» EXERCISE
What is the number of lines in the records below holding the string "иконку"? Reply with it and nothing else.

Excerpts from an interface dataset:
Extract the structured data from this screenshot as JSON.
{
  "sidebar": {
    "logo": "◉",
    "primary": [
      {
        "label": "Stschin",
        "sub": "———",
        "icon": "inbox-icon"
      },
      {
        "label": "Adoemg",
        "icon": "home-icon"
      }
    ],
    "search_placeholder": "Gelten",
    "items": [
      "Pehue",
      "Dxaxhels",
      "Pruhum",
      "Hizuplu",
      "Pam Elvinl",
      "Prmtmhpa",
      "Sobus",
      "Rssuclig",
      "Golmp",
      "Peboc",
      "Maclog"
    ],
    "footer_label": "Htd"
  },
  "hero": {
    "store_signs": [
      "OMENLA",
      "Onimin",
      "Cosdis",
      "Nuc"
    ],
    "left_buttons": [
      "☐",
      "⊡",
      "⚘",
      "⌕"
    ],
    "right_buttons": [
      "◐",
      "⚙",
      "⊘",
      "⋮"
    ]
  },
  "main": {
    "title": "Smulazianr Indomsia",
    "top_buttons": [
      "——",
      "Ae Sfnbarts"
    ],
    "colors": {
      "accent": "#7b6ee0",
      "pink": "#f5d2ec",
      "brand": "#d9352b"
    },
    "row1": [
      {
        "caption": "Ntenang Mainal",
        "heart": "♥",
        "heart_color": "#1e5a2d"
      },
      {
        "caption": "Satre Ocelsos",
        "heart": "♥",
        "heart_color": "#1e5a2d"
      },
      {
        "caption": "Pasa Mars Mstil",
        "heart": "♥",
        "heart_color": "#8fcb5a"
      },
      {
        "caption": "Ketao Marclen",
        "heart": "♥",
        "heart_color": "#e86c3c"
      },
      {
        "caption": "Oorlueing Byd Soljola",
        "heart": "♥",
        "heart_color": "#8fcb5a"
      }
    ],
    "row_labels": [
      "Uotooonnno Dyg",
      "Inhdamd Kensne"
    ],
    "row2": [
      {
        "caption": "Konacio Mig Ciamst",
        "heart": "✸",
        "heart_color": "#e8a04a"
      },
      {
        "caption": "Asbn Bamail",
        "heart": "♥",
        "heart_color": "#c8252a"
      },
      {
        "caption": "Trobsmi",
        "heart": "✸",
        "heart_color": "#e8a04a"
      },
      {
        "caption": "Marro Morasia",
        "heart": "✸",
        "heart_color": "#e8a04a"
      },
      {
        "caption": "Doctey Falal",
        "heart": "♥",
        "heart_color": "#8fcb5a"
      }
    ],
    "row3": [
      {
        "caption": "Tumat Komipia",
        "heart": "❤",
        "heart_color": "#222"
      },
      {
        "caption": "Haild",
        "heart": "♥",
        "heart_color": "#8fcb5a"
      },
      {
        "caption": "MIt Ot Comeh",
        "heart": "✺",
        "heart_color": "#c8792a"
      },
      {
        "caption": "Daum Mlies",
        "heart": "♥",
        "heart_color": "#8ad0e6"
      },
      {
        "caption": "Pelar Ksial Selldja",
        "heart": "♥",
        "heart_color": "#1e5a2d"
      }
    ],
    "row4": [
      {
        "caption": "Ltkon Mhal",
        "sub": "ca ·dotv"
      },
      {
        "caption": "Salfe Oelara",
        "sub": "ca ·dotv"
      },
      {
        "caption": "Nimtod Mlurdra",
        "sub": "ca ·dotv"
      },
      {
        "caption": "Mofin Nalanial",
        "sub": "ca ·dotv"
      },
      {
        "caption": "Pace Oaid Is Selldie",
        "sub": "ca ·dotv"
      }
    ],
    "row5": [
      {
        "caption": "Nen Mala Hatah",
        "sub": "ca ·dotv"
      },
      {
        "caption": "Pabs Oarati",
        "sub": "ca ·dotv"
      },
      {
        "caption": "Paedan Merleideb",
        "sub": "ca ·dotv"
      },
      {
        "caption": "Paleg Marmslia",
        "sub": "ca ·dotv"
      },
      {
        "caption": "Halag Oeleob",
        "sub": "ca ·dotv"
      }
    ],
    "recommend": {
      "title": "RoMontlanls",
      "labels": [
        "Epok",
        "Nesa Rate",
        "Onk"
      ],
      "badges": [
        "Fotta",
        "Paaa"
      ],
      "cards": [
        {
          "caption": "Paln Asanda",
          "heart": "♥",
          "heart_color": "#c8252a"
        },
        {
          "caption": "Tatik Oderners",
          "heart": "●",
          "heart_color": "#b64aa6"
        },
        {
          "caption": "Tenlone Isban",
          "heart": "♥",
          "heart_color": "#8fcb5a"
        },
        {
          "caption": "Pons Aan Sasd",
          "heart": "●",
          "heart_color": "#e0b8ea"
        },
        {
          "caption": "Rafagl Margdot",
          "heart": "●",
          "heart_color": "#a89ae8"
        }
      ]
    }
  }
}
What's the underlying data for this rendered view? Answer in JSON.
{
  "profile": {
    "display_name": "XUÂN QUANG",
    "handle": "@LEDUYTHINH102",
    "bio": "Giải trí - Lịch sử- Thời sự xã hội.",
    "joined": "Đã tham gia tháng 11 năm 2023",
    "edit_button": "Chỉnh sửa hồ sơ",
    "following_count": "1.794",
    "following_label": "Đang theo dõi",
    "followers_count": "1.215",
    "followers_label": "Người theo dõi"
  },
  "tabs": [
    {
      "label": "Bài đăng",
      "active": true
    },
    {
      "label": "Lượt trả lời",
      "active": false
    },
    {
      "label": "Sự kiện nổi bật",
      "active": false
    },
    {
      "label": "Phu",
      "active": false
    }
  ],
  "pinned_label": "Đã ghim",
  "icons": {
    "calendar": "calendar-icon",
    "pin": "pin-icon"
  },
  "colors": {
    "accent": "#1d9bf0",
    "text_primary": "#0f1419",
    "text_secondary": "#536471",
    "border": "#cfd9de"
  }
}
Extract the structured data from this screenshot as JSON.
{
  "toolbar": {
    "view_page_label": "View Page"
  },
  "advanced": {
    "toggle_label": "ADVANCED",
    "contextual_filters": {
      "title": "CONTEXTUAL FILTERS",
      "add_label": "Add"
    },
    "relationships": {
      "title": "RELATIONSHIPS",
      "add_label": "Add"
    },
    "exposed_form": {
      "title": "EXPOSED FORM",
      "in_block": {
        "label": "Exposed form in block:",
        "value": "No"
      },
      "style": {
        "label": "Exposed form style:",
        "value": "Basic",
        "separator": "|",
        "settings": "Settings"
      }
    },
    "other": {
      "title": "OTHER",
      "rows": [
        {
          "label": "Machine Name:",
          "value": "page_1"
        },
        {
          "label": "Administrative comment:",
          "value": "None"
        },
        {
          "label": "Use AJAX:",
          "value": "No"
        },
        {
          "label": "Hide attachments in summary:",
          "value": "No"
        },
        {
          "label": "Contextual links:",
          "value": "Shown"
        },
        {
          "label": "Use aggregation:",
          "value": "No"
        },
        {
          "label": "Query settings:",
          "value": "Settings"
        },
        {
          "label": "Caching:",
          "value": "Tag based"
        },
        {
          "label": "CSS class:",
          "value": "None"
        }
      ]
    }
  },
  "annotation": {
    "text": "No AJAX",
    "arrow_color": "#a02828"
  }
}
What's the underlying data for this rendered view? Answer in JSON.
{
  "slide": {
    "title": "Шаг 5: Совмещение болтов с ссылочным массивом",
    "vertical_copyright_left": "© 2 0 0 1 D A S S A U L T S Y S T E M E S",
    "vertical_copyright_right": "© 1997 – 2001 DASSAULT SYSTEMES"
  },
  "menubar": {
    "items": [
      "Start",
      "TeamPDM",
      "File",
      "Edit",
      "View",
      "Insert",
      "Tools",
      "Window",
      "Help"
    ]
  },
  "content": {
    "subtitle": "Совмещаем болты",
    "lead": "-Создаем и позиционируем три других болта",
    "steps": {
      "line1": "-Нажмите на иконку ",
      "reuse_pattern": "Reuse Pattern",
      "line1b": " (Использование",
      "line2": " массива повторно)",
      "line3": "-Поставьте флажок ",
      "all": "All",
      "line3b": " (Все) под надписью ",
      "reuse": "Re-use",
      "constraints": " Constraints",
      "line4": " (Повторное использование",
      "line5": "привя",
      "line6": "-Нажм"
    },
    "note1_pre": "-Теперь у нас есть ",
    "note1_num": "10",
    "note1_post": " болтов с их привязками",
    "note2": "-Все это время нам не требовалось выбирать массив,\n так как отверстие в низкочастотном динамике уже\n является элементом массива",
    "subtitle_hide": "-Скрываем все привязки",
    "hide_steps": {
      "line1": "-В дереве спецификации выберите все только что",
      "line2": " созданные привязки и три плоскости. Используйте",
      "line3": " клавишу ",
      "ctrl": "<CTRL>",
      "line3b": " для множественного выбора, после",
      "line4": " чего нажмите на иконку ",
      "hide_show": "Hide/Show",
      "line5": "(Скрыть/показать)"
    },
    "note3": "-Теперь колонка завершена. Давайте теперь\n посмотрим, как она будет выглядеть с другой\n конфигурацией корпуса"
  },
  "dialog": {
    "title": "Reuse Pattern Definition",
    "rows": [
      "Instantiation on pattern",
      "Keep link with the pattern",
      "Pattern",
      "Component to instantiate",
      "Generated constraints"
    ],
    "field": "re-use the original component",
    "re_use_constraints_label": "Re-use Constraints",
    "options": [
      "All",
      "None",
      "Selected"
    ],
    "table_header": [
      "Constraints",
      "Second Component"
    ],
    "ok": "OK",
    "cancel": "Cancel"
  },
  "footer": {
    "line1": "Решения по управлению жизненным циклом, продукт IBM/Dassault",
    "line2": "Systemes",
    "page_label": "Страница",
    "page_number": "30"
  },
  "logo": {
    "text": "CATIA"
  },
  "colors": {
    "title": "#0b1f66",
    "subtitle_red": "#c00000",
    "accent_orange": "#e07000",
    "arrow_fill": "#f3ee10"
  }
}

» EXERCISE OUTPUT
2